[Web page and app entries]
# # # # #

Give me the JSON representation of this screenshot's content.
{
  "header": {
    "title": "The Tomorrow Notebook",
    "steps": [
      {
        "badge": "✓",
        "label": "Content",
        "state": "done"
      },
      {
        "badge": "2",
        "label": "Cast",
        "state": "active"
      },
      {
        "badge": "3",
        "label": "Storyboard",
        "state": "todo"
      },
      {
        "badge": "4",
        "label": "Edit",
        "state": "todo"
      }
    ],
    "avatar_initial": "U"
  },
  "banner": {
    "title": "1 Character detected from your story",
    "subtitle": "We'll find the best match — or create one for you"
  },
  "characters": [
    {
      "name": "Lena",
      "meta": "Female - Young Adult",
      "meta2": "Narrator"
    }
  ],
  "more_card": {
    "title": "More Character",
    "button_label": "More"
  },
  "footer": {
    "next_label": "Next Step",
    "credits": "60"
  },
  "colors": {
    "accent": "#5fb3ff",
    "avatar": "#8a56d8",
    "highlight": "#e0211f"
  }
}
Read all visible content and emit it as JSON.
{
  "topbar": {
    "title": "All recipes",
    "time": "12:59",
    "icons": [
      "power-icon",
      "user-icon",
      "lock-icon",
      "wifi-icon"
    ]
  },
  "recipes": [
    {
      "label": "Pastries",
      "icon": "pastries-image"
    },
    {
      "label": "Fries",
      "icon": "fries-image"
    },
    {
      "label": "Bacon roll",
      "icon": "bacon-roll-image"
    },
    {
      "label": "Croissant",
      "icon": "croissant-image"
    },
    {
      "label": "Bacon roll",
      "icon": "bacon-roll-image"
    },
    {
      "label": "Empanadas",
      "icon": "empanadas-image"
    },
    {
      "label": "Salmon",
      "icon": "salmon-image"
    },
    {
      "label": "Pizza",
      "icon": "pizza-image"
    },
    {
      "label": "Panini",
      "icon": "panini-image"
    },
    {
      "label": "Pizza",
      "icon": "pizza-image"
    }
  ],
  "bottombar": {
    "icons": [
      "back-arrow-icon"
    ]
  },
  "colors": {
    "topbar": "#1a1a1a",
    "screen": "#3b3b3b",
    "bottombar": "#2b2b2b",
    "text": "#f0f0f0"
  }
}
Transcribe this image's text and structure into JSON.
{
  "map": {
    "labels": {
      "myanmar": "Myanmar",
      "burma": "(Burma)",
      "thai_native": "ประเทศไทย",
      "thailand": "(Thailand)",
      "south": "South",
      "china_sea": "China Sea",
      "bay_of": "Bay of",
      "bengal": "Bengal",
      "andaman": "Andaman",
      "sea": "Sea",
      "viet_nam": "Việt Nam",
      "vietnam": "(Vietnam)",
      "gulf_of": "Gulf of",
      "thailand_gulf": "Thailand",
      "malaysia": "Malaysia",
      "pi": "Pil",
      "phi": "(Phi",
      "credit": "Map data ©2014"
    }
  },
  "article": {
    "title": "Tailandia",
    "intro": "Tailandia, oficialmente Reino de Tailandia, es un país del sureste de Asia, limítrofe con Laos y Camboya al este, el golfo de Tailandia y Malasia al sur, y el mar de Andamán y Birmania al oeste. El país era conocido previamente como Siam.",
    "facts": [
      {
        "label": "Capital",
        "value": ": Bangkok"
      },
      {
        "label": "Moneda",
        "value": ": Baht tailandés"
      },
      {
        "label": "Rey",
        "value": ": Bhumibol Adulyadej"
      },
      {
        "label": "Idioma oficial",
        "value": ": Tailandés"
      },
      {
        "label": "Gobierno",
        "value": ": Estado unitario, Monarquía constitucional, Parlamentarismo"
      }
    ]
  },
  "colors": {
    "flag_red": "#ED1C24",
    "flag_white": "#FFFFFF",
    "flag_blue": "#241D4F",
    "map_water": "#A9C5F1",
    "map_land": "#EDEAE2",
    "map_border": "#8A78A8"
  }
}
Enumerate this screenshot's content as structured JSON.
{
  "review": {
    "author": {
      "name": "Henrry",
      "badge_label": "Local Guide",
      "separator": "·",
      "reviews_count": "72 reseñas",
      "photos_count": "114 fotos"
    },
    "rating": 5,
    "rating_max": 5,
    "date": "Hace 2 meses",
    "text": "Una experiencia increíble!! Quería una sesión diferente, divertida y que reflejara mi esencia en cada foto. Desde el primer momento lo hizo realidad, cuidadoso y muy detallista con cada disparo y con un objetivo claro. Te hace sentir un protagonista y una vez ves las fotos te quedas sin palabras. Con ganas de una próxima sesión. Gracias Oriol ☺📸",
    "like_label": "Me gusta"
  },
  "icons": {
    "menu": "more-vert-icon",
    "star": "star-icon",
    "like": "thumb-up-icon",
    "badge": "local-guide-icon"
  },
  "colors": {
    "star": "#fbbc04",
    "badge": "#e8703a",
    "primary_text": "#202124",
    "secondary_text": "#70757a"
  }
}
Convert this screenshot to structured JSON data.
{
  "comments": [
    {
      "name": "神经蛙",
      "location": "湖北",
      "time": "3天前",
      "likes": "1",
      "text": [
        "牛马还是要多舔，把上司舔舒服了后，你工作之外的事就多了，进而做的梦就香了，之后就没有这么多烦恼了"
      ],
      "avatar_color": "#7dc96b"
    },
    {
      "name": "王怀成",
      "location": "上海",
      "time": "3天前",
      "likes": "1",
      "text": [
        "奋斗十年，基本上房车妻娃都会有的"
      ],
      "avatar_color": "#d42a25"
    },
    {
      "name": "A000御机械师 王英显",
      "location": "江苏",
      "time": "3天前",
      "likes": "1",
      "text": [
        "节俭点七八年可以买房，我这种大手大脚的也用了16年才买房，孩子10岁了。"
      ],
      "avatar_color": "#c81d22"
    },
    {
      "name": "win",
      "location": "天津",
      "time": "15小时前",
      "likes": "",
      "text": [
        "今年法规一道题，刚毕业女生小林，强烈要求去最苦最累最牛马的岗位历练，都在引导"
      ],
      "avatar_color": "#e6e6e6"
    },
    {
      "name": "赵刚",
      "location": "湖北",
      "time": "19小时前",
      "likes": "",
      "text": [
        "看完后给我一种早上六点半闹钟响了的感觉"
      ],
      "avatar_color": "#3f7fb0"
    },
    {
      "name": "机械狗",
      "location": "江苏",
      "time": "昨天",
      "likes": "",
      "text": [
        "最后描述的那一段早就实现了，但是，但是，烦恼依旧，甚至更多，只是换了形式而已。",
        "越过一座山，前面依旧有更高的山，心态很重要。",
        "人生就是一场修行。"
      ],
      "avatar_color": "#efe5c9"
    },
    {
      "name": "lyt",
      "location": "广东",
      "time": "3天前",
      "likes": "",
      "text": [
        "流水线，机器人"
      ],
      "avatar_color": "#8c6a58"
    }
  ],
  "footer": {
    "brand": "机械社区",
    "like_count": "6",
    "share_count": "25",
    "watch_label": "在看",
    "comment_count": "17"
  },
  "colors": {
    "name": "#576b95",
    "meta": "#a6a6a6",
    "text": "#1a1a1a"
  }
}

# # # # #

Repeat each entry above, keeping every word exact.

**Written reply**:
Give me the JSON representation of this screenshot's content.
{
  "header": {
    "title": "The Tomorrow Notebook",
    "steps": [
      {
        "badge": "✓",
        "label": "Content",
        "state": "done"
      },
      {
        "badge": "2",
        "label": "Cast",
        "state": "active"
      },
      {
        "badge": "3",
        "label": "Storyboard",
        "state": "todo"
      },
      {
        "badge": "4",
        "label": "Edit",
        "state": "todo"
      }
    ],
    "avatar_initial": "U"
  },
  "banner": {
    "title": "1 Character detected from your story",
    "subtitle": "We'll find the best match — or create one for you"
  },
  "characters": [
    {
      "name": "Lena",
      "meta": "Female - Young Adult",
      "meta2": "Narrator"
    }
  ],
  "more_card": {
    "title": "More Character",
    "button_label": "More"
  },
  "footer": {
    "next_label": "Next Step",
    "credits": "60"
  },
  "colors": {
    "accent": "#5fb3ff",
    "avatar": "#8a56d8",
    "highlight": "#e0211f"
  }
}
Read all visible content and emit it as JSON.
{
  "topbar": {
    "title": "All recipes",
    "time": "12:59",
    "icons": [
      "power-icon",
      "user-icon",
      "lock-icon",
      "wifi-icon"
    ]
  },
  "recipes": [
    {
      "label": "Pastries",
      "icon": "pastries-image"
    },
    {
      "label": "Fries",
      "icon": "fries-image"
    },
    {
      "label": "Bacon roll",
      "icon": "bacon-roll-image"
    },
    {
      "label": "Croissant",
      "icon": "croissant-image"
    },
    {
      "label": "Bacon roll",
      "icon": "bacon-roll-image"
    },
    {
      "label": "Empanadas",
      "icon": "empanadas-image"
    },
    {
      "label": "Salmon",
      "icon": "salmon-image"
    },
    {
      "label": "Pizza",
      "icon": "pizza-image"
    },
    {
      "label": "Panini",
      "icon": "panini-image"
    },
    {
      "label": "Pizza",
      "icon": "pizza-image"
    }
  ],
  "bottombar": {
    "icons": [
      "back-arrow-icon"
    ]
  },
  "colors": {
    "topbar": "#1a1a1a",
    "screen": "#3b3b3b",
    "bottombar": "#2b2b2b",
    "text": "#f0f0f0"
  }
}
Transcribe this image's text and structure into JSON.
{
  "map": {
    "labels": {
      "myanmar": "Myanmar",
      "burma": "(Burma)",
      "thai_native": "ประเทศไทย",
      "thailand": "(Thailand)",
      "south": "South",
      "china_sea": "China Sea",
      "bay_of": "Bay of",
      "bengal": "Bengal",
      "andaman": "Andaman",
      "sea": "Sea",
      "viet_nam": "Việt Nam",
      "vietnam": "(Vietnam)",
      "gulf_of": "Gulf of",
      "thailand_gulf": "Thailand",
      "malaysia": "Malaysia",
      "pi": "Pil",
      "phi": "(Phi",
      "credit": "Map data ©2014"
    }
  },
  "article": {
    "title": "Tailandia",
    "intro": "Tailandia, oficialmente Reino de Tailandia, es un país del sureste de Asia, limítrofe con Laos y Camboya al este, el golfo de Tailandia y Malasia al sur, y el mar de Andamán y Birmania al oeste. El país era conocido previamente como Siam.",
    "facts": [
      {
        "label": "Capital",
        "value": ": Bangkok"
      },
      {
        "label": "Moneda",
        "value": ": Baht tailandés"
      },
      {
        "label": "Rey",
        "value": ": Bhumibol Adulyadej"
      },
      {
        "label": "Idioma oficial",
        "value": ": Tailandés"
      },
      {
        "label": "Gobierno",
        "value": ": Estado unitario, Monarquía constitucional, Parlamentarismo"
      }
    ]
  },
  "colors": {
    "flag_red": "#ED1C24",
    "flag_white": "#FFFFFF",
    "flag_blue": "#241D4F",
    "map_water": "#A9C5F1",
    "map_land": "#EDEAE2",
    "map_border": "#8A78A8"
  }
}
Enumerate this screenshot's content as structured JSON.
{
  "review": {
    "author": {
      "name": "Henrry",
      "badge_label": "Local Guide",
      "separator": "·",
      "reviews_count": "72 reseñas",
      "photos_count": "114 fotos"
    },
    "rating": 5,
    "rating_max": 5,
    "date": "Hace 2 meses",
    "text": "Una experiencia increíble!! Quería una sesión diferente, divertida y que reflejara mi esencia en cada foto. Desde el primer momento lo hizo realidad, cuidadoso y muy detallista con cada disparo y con un objetivo claro. Te hace sentir un protagonista y una vez ves las fotos te quedas sin palabras. Con ganas de una próxima sesión. Gracias Oriol ☺📸",
    "like_label": "Me gusta"
  },
  "icons": {
    "menu": "more-vert-icon",
    "star": "star-icon",
    "like": "thumb-up-icon",
    "badge": "local-guide-icon"
  },
  "colors": {
    "star": "#fbbc04",
    "badge": "#e8703a",
    "primary_text": "#202124",
    "secondary_text": "#70757a"
  }
}
Convert this screenshot to structured JSON data.
{
  "comments": [
    {
      "name": "神经蛙",
      "location": "湖北",
      "time": "3天前",
      "likes": "1",
      "text": [
        "牛马还是要多舔，把上司舔舒服了后，你工作之外的事就多了，进而做的梦就香了，之后就没有这么多烦恼了"
      ],
      "avatar_color": "#7dc96b"
    },
    {
      "name": "王怀成",
      "location": "上海",
      "time": "3天前",
      "likes": "1",
      "text": [
        "奋斗十年，基本上房车妻娃都会有的"
      ],
      "avatar_color": "#d42a25"
    },
    {
      "name": "A000御机械师 王英显",
      "location": "江苏",
      "time": "3天前",
      "likes": "1",
      "text": [
        "节俭点七八年可以买房，我这种大手大脚的也用了16年才买房，孩子10岁了。"
      ],
      "avatar_color": "#c81d22"
    },
    {
      "name": "win",
      "location": "天津",
      "time": "15小时前",
      "likes": "",
      "text": [
        "今年法规一道题，刚毕业女生小林，强烈要求去最苦最累最牛马的岗位历练，都在引导"
      ],
      "avatar_color": "#e6e6e6"
    },
    {
      "name": "赵刚",
      "location": "湖北",
      "time": "19小时前",
      "likes": "",
      "text": [
        "看完后给我一种早上六点半闹钟响了的感觉"
      ],
      "avatar_color": "#3f7fb0"
    },
    {
      "name": "机械狗",
      "location": "江苏",
      "time": "昨天",
      "likes": "",
      "text": [
        "最后描述的那一段早就实现了，但是，但是，烦恼依旧，甚至更多，只是换了形式而已。",
        "越过一座山，前面依旧有更高的山，心态很重要。",
        "人生就是一场修行。"
      ],
      "avatar_color": "#efe5c9"
    },
    {
      "name": "lyt",
      "location": "广东",
      "time": "3天前",
      "likes": "",
      "text": [
        "流水线，机器人"
      ],
      "avatar_color": "#8c6a58"
    }
  ],
  "footer": {
    "brand": "机械社区",
    "like_count": "6",
    "share_count": "25",
    "watch_label": "在看",
    "comment_count": "17"
  },
  "colors": {
    "name": "#576b95",
    "meta": "#a6a6a6",
    "text": "#1a1a1a"
  }
}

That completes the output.